(App and web page records)
:::

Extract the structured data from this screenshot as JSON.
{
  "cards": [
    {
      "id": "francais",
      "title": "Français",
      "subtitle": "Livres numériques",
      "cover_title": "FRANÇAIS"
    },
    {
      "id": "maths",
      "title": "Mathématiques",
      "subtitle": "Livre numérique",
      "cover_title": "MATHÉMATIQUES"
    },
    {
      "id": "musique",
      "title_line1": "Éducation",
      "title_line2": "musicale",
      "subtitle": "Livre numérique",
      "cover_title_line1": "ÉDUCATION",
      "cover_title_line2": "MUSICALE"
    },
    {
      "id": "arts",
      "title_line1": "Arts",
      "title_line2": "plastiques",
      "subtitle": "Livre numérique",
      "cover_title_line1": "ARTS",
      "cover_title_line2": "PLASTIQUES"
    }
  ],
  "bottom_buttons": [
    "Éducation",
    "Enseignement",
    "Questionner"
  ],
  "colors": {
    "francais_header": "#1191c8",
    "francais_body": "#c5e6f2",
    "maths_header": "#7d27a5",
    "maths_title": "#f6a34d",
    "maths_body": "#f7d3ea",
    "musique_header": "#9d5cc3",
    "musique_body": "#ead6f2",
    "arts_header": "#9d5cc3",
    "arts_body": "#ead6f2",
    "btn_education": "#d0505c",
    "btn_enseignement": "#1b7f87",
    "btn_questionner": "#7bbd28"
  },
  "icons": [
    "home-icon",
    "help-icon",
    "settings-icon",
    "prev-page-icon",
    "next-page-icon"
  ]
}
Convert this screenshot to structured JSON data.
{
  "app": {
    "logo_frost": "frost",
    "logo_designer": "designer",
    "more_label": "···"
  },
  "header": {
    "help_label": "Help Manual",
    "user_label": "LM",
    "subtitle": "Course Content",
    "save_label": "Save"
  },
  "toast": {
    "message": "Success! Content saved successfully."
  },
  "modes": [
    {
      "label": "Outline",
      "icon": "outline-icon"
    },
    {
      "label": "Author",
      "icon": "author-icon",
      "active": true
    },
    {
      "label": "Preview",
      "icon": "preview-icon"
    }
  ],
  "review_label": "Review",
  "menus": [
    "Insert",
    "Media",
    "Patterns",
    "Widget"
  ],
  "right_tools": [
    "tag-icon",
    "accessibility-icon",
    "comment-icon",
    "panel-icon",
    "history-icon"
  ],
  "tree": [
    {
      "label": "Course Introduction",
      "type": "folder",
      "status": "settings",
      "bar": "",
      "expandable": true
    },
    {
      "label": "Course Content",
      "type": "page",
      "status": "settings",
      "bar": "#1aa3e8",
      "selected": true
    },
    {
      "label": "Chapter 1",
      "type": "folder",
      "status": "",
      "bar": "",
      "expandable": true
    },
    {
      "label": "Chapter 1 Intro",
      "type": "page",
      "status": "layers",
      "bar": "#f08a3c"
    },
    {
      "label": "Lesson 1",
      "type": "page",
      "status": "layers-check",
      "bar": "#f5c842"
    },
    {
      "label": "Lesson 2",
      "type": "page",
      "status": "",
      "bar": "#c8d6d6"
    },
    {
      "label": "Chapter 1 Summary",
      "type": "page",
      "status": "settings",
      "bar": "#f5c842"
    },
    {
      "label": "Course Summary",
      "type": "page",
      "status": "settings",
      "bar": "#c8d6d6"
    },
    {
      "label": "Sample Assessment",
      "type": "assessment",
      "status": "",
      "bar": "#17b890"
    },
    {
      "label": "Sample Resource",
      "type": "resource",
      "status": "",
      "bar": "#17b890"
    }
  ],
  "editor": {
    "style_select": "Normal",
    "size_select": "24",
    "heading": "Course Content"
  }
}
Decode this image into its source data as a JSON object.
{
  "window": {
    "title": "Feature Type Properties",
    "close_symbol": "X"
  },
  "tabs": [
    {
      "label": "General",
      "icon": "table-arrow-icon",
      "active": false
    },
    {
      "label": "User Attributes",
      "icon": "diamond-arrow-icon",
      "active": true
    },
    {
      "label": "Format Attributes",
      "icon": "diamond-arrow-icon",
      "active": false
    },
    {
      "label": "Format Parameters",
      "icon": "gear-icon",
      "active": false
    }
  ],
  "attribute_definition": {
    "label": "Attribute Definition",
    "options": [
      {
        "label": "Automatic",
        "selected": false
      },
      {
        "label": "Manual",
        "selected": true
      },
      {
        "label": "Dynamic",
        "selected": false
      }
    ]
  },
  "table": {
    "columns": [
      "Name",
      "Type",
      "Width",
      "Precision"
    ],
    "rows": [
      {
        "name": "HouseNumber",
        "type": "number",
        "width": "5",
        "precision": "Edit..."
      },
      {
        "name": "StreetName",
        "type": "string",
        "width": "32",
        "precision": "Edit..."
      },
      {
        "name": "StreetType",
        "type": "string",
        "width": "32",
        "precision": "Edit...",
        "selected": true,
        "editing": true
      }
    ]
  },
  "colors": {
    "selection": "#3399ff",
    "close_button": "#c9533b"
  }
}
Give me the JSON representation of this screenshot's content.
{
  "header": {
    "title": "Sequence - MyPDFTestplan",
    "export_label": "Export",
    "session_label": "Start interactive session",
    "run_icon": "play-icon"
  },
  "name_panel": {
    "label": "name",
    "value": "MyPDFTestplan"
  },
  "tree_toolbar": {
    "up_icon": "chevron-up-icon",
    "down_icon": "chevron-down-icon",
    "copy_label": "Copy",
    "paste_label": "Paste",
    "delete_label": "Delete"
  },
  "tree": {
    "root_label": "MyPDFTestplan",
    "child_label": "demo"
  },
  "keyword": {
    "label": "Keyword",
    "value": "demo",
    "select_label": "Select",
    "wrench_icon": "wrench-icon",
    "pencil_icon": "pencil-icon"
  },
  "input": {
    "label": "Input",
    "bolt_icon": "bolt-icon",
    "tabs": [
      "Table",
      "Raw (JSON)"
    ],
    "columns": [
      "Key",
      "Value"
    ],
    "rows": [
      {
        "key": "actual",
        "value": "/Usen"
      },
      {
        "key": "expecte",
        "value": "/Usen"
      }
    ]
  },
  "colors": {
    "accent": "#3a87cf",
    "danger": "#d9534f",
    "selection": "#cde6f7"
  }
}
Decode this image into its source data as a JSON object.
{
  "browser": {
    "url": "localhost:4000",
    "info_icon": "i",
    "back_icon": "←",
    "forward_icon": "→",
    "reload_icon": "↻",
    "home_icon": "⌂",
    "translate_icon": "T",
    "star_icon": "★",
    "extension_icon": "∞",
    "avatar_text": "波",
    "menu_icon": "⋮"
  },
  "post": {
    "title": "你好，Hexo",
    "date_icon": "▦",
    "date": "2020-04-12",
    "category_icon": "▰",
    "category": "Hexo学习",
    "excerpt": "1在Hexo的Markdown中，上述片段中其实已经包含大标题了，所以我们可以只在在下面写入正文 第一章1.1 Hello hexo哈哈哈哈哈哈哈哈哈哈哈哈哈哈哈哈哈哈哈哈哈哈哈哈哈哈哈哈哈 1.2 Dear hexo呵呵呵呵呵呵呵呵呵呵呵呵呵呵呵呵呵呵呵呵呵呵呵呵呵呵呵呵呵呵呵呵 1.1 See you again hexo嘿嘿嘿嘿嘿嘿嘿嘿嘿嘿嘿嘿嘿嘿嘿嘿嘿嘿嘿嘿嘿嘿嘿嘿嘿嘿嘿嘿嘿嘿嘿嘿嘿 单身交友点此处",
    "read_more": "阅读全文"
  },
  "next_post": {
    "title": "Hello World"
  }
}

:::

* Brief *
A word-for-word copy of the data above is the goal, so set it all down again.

* Result of the exercise *
Extract the structured data from this screenshot as JSON.
{
  "cards": [
    {
      "id": "francais",
      "title": "Français",
      "subtitle": "Livres numériques",
      "cover_title": "FRANÇAIS"
    },
    {
      "id": "maths",
      "title": "Mathématiques",
      "subtitle": "Livre numérique",
      "cover_title": "MATHÉMATIQUES"
    },
    {
      "id": "musique",
      "title_line1": "Éducation",
      "title_line2": "musicale",
      "subtitle": "Livre numérique",
      "cover_title_line1": "ÉDUCATION",
      "cover_title_line2": "MUSICALE"
    },
    {
      "id": "arts",
      "title_line1": "Arts",
      "title_line2": "plastiques",
      "subtitle": "Livre numérique",
      "cover_title_line1": "ARTS",
      "cover_title_line2": "PLASTIQUES"
    }
  ],
  "bottom_buttons": [
    "Éducation",
    "Enseignement",
    "Questionner"
  ],
  "colors": {
    "francais_header": "#1191c8",
    "francais_body": "#c5e6f2",
    "maths_header": "#7d27a5",
    "maths_title": "#f6a34d",
    "maths_body": "#f7d3ea",
    "musique_header": "#9d5cc3",
    "musique_body": "#ead6f2",
    "arts_header": "#9d5cc3",
    "arts_body": "#ead6f2",
    "btn_education": "#d0505c",
    "btn_enseignement": "#1b7f87",
    "btn_questionner": "#7bbd28"
  },
  "icons": [
    "home-icon",
    "help-icon",
    "settings-icon",
    "prev-page-icon",
    "next-page-icon"
  ]
}
Convert this screenshot to structured JSON data.
{
  "app": {
    "logo_frost": "frost",
    "logo_designer": "designer",
    "more_label": "···"
  },
  "header": {
    "help_label": "Help Manual",
    "user_label": "LM",
    "subtitle": "Course Content",
    "save_label": "Save"
  },
  "toast": {
    "message": "Success! Content saved successfully."
  },
  "modes": [
    {
      "label": "Outline",
      "icon": "outline-icon"
    },
    {
      "label": "Author",
      "icon": "author-icon",
      "active": true
    },
    {
      "label": "Preview",
      "icon": "preview-icon"
    }
  ],
  "review_label": "Review",
  "menus": [
    "Insert",
    "Media",
    "Patterns",
    "Widget"
  ],
  "right_tools": [
    "tag-icon",
    "accessibility-icon",
    "comment-icon",
    "panel-icon",
    "history-icon"
  ],
  "tree": [
    {
      "label": "Course Introduction",
      "type": "folder",
      "status": "settings",
      "bar": "",
      "expandable": true
    },
    {
      "label": "Course Content",
      "type": "page",
      "status": "settings",
      "bar": "#1aa3e8",
      "selected": true
    },
    {
      "label": "Chapter 1",
      "type": "folder",
      "status": "",
      "bar": "",
      "expandable": true
    },
    {
      "label": "Chapter 1 Intro",
      "type": "page",
      "status": "layers",
      "bar": "#f08a3c"
    },
    {
      "label": "Lesson 1",
      "type": "page",
      "status": "layers-check",
      "bar": "#f5c842"
    },
    {
      "label": "Lesson 2",
      "type": "page",
      "status": "",
      "bar": "#c8d6d6"
    },
    {
      "label": "Chapter 1 Summary",
      "type": "page",
      "status": "settings",
      "bar": "#f5c842"
    },
    {
      "label": "Course Summary",
      "type": "page",
      "status": "settings",
      "bar": "#c8d6d6"
    },
    {
      "label": "Sample Assessment",
      "type": "assessment",
      "status": "",
      "bar": "#17b890"
    },
    {
      "label": "Sample Resource",
      "type": "resource",
      "status": "",
      "bar": "#17b890"
    }
  ],
  "editor": {
    "style_select": "Normal",
    "size_select": "24",
    "heading": "Course Content"
  }
}
Decode this image into its source data as a JSON object.
{
  "window": {
    "title": "Feature Type Properties",
    "close_symbol": "X"
  },
  "tabs": [
    {
      "label": "General",
      "icon": "table-arrow-icon",
      "active": false
    },
    {
      "label": "User Attributes",
      "icon": "diamond-arrow-icon",
      "active": true
    },
    {
      "label": "Format Attributes",
      "icon": "diamond-arrow-icon",
      "active": false
    },
    {
      "label": "Format Parameters",
      "icon": "gear-icon",
      "active": false
    }
  ],
  "attribute_definition": {
    "label": "Attribute Definition",
    "options": [
      {
        "label": "Automatic",
        "selected": false
      },
      {
        "label": "Manual",
        "selected": true
      },
      {
        "label": "Dynamic",
        "selected": false
      }
    ]
  },
  "table": {
    "columns": [
      "Name",
      "Type",
      "Width",
      "Precision"
    ],
    "rows": [
      {
        "name": "HouseNumber",
        "type": "number",
        "width": "5",
        "precision": "Edit..."
      },
      {
        "name": "StreetName",
        "type": "string",
        "width": "32",
        "precision": "Edit..."
      },
      {
        "name": "StreetType",
        "type": "string",
        "width": "32",
        "precision": "Edit...",
        "selected": true,
        "editing": true
      }
    ]
  },
  "colors": {
    "selection": "#3399ff",
    "close_button": "#c9533b"
  }
}
Give me the JSON representation of this screenshot's content.
{
  "header": {
    "title": "Sequence - MyPDFTestplan",
    "export_label": "Export",
    "session_label": "Start interactive session",
    "run_icon": "play-icon"
  },
  "name_panel": {
    "label": "name",
    "value": "MyPDFTestplan"
  },
  "tree_toolbar": {
    "up_icon": "chevron-up-icon",
    "down_icon": "chevron-down-icon",
    "copy_label": "Copy",
    "paste_label": "Paste",
    "delete_label": "Delete"
  },
  "tree": {
    "root_label": "MyPDFTestplan",
    "child_label": "demo"
  },
  "keyword": {
    "label": "Keyword",
    "value": "demo",
    "select_label": "Select",
    "wrench_icon": "wrench-icon",
    "pencil_icon": "pencil-icon"
  },
  "input": {
    "label": "Input",
    "bolt_icon": "bolt-icon",
    "tabs": [
      "Table",
      "Raw (JSON)"
    ],
    "columns": [
      "Key",
      "Value"
    ],
    "rows": [
      {
        "key": "actual",
        "value": "/Usen"
      },
      {
        "key": "expecte",
        "value": "/Usen"
      }
    ]
  },
  "colors": {
    "accent": "#3a87cf",
    "danger": "#d9534f",
    "selection": "#cde6f7"
  }
}
Decode this image into its source data as a JSON object.
{
  "browser": {
    "url": "localhost:4000",
    "info_icon": "i",
    "back_icon": "←",
    "forward_icon": "→",
    "reload_icon": "↻",
    "home_icon": "⌂",
    "translate_icon": "T",
    "star_icon": "★",
    "extension_icon": "∞",
    "avatar_text": "波",
    "menu_icon": "⋮"
  },
  "post": {
    "title": "你好，Hexo",
    "date_icon": "▦",
    "date": "2020-04-12",
    "category_icon": "▰",
    "category": "Hexo学习",
    "excerpt": "1在Hexo的Markdown中，上述片段中其实已经包含大标题了，所以我们可以只在在下面写入正文 第一章1.1 Hello hexo哈哈哈哈哈哈哈哈哈哈哈哈哈哈哈哈哈哈哈哈哈哈哈哈哈哈哈哈哈 1.2 Dear hexo呵呵呵呵呵呵呵呵呵呵呵呵呵呵呵呵呵呵呵呵呵呵呵呵呵呵呵呵呵呵呵呵 1.1 See you again hexo嘿嘿嘿嘿嘿嘿嘿嘿嘿嘿嘿嘿嘿嘿嘿嘿嘿嘿嘿嘿嘿嘿嘿嘿嘿嘿嘿嘿嘿嘿嘿嘿嘿 单身交友点此处",
    "read_more": "阅读全文"
  },
  "next_post": {
    "title": "Hello World"
  }
}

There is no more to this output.